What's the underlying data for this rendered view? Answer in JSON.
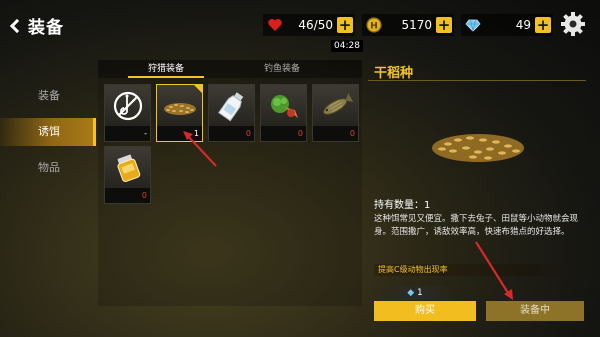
{
  "header": {
    "back_title": "装备",
    "timer": "04:28"
  },
  "resources": [
    {
      "name": "health",
      "icon": "heart-icon",
      "value": "46/50",
      "color": "#d81e1e"
    },
    {
      "name": "coins",
      "icon": "coin-icon",
      "value": "5170",
      "color": "#e3b21c"
    },
    {
      "name": "diamonds",
      "icon": "diamond-icon",
      "value": "49",
      "color": "#79c8f2"
    }
  ],
  "sidebar": {
    "items": [
      {
        "label": "装备",
        "active": false
      },
      {
        "label": "诱饵",
        "active": true
      },
      {
        "label": "物品",
        "active": false
      }
    ]
  },
  "tabs": [
    {
      "label": "狩猎装备",
      "active": true
    },
    {
      "label": "钓鱼装备",
      "active": false
    }
  ],
  "items": [
    {
      "icon": "disabled-lure-icon",
      "count": "-"
    },
    {
      "icon": "rice-seeds-icon",
      "count": "1",
      "selected": true
    },
    {
      "icon": "milk-bottle-icon",
      "count": "0"
    },
    {
      "icon": "vegetables-icon",
      "count": "0"
    },
    {
      "icon": "dried-fish-icon",
      "count": "0"
    },
    {
      "icon": "honey-jar-icon",
      "count": "0"
    }
  ],
  "detail": {
    "name": "干稻种",
    "quantity": "持有数量：1",
    "description": "这种饵常见又便宜。撒下去兔子、田鼠等小动物就会现身。范围撒广，诱敌效率高，快速布猎点的好选择。",
    "effect": "提高C级动物出现率",
    "price": "1",
    "buy_label": "购买",
    "equip_label": "装备中"
  },
  "colors": {
    "accent": "#f3c226",
    "count_zero": "#e53b2b",
    "annotation_arrow": "#d42a2a"
  }
}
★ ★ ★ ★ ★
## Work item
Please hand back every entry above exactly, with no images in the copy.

## Result of the task
What's the underlying data for this rendered view? Answer in JSON.
{
  "header": {
    "back_title": "装备",
    "timer": "04:28"
  },
  "resources": [
    {
      "name": "health",
      "icon": "heart-icon",
      "value": "46/50",
      "color": "#d81e1e"
    },
    {
      "name": "coins",
      "icon": "coin-icon",
      "value": "5170",
      "color": "#e3b21c"
    },
    {
      "name": "diamonds",
      "icon": "diamond-icon",
      "value": "49",
      "color": "#79c8f2"
    }
  ],
  "sidebar": {
    "items": [
      {
        "label": "装备",
        "active": false
      },
      {
        "label": "诱饵",
        "active": true
      },
      {
        "label": "物品",
        "active": false
      }
    ]
  },
  "tabs": [
    {
      "label": "狩猎装备",
      "active": true
    },
    {
      "label": "钓鱼装备",
      "active": false
    }
  ],
  "items": [
    {
      "icon": "disabled-lure-icon",
      "count": "-"
    },
    {
      "icon": "rice-seeds-icon",
      "count": "1",
      "selected": true
    },
    {
      "icon": "milk-bottle-icon",
      "count": "0"
    },
    {
      "icon": "vegetables-icon",
      "count": "0"
    },
    {
      "icon": "dried-fish-icon",
      "count": "0"
    },
    {
      "icon": "honey-jar-icon",
      "count": "0"
    }
  ],
  "detail": {
    "name": "干稻种",
    "quantity": "持有数量：1",
    "description": "这种饵常见又便宜。撒下去兔子、田鼠等小动物就会现身。范围撒广，诱敌效率高，快速布猎点的好选择。",
    "effect": "提高C级动物出现率",
    "price": "1",
    "buy_label": "购买",
    "equip_label": "装备中"
  },
  "colors": {
    "accent": "#f3c226",
    "count_zero": "#e53b2b",
    "annotation_arrow": "#d42a2a"
  }
}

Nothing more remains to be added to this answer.